The mind is now acute enough to begin experiencing sensations throughout the physical structure.
Systematically, diligently, and repeatedly, one moves the attention through the body, gradually strengthening awareness of sensations, increasing one’s ability not to react to them. With this training – the awareness of the present moment and equanimity – the pattern of though begins to change, from thoughts of craving, aversion, and ignorance to thoughts of Dhamma, or the way out of suffering.
But thinking, even of Dhamma, will not lead to liberation from suffering. For that, one must continue in developing awareness and equanimity. Without elation over pleasant sensations or depression in the fact of unpleasant ones, one understands not merely intellectually but experimentally that these sensations are nothing but manifestations of the contact of mind and matter – phenomena which are as impermanent and ephemeral as the sensations themselves. Something so ephemeral as these sensations cannot be a basis for real happiness; rather they will be a source of misery. One also starts realizing at the experimental level that the entire mental phenomenon, the physical phenomenon, and the combination of these two is certainly not “I,” not “mine,” not “my soul”. In this way, by experiencing reality as it is, in its nature, with its true characteristics, the meditator develops real wisdom (Paññā), and emerges from illusions and delusions.

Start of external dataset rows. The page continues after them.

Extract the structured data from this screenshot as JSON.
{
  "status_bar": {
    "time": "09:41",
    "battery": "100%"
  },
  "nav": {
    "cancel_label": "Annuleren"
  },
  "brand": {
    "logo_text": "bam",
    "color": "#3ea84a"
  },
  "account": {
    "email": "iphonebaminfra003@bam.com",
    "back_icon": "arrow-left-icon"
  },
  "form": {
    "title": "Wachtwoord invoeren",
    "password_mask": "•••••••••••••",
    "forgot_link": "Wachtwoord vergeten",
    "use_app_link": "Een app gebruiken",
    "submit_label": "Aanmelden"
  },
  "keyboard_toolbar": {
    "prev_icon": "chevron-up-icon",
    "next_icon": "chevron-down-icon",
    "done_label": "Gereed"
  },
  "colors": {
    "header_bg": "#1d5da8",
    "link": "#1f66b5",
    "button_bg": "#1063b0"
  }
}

Thus, by maintaining awareness and equanimity, one gradually weakens the old habits of craving and aversion. Even when reaction does occur, it is less intense, and passes more quickly. It no longer has such a powerful impact on the mind.
The more one remains fully aware and equanimous, not allowing new reactions of craving/aversion to occur, the more one gives an opportunity to one’s stock of old reactions, of suppressed mental defilements, to rise to the conscious level of the mind, one by one, to be eradicated. Layer after layer, these past conditionings come to the surface. By maintaining equanimity, one gets them eradicated, and thus finds relief from misery.
To whatever degree one gets defilements eradicated, to that degree he is free of suffering. Step by step, remaining aware and not reacting, one advances on the path, until sooner or later one reaches the stage when the entire accumulation of past reactions has been eradicated, and the habit of reacting itself has disappeared. Freed from all craving, aversion, ignorance – past, present and future – one experiences total freedom from suffering.
To reach this stage, one has to work and work strenuously. Simply reading articles, or engaging in discussions or debates, will not suffice. The only way to achieve liberation is by one’s own efforts – the effort to observe the reality of oneself, within the framework of one’s body, without reacting to it.
This is the way to achieve the end of suffering.
May all come out of their suffering and enjoy real happiness, real peace, real harmony!